Judge Who Gave Light Sentence to Teen’s Rapist Won’t Resign Despite Protests

Montana District Judge G. Todd Baugh reads a statement apologizing for remarks he made about a 14-year-old girl raped by a teacher in Billings, Mont., Wednesday Aug. 28, 2013. But Baugh defended the 30-day prison sentence given to the teacher as appropriate. (AP Photo/Matthew Brown)
Judge Baugh Photo: Matt Brown/AP/Corbis

Judge G. Todd Baugh did two things on Monday to cause outrage nationwide: He sentenced a convicted rapist to an absurdly light 30 days in jail, and he said in court that the victim (who later killed herself), was “as much in control of the situation” as her attacker, former teacher Stacey Rambold. He also described her as “older than her chronological age,” both comments that have critics charging he blamed the victim. On Wednesday, Baugh apologized with much contrition for his comments, saying he “deserved to be chastised” for them. But he stood by his sentence. And as a movement forms to unseat the 71-year-old Baugh, the possibility of changing his ruling is looking pretty doubtful.

Since the story made the national media on Tuesday and Wednesday, tens of thousands of people have signed multiple petitions calling on Baugh to step down, and on Montana Secretary of State Linda McCulloch to unseat him. Protesters plan to picket on the steps of the Yellowstone County courthouse on Thursday. If that effort doesn’t work, activists plan to campaign against Baugh in the 2014 election, one organizer told The Associated Press. Baugh said he wouldn’t resign, the AP reports, but he hasn’t decided whether he will run for another term.

Changing the sentence is a different story. “I can’t instantly appeal this,” Yellowstone County Attorney Scott Twito told the Billings Gazette. “I have no legal authority in Montana whatsoever to appeal a sentence because I disagree with the sentence handed down by the judge.” He said his office would review the case for a possible appeal, which would be permissible if a factual or legal issue was identified.
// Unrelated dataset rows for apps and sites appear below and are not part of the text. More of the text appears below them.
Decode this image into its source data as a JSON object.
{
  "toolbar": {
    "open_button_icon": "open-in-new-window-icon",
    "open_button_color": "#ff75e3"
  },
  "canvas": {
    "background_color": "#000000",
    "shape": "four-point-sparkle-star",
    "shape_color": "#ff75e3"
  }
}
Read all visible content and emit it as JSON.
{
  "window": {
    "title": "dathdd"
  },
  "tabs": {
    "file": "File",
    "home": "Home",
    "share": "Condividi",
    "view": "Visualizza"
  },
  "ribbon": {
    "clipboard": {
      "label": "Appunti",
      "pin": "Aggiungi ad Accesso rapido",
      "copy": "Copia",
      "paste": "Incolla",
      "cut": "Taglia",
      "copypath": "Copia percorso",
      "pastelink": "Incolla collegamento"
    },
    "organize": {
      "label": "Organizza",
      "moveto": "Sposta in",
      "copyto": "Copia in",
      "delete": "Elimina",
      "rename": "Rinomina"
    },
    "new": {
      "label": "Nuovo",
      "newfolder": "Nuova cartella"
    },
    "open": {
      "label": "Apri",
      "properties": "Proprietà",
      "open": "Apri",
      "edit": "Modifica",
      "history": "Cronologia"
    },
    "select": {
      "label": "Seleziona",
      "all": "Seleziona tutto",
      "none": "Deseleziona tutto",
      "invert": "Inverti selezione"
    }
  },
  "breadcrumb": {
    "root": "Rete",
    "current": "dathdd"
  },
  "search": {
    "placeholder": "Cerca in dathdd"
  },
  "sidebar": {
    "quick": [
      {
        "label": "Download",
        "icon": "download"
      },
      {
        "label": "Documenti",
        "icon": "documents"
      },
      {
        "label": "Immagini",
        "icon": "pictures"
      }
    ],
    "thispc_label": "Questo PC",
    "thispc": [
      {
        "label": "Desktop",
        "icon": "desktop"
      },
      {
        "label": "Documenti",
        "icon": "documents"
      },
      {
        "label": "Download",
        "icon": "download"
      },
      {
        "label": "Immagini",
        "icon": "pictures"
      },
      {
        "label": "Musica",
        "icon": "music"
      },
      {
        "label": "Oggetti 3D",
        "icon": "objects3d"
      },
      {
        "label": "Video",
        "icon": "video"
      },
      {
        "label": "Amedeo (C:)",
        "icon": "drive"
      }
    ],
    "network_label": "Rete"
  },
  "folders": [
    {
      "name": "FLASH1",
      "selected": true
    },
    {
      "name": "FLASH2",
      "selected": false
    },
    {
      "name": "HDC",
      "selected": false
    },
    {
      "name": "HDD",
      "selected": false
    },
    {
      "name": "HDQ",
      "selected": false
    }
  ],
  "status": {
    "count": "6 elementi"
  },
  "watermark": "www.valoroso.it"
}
Meanwhile, in a statement to the Los Angeles Times, Gov. Steve Bullock “said Baugh’s comments left him ‘angry’ and ‘disappointed,’ but that the Judicial Standards Commission handles complaints about a judge’s actions.” So far, there’s been no official repercussion announced for Baugh.

Judge in Teen Rape Case Faces Protests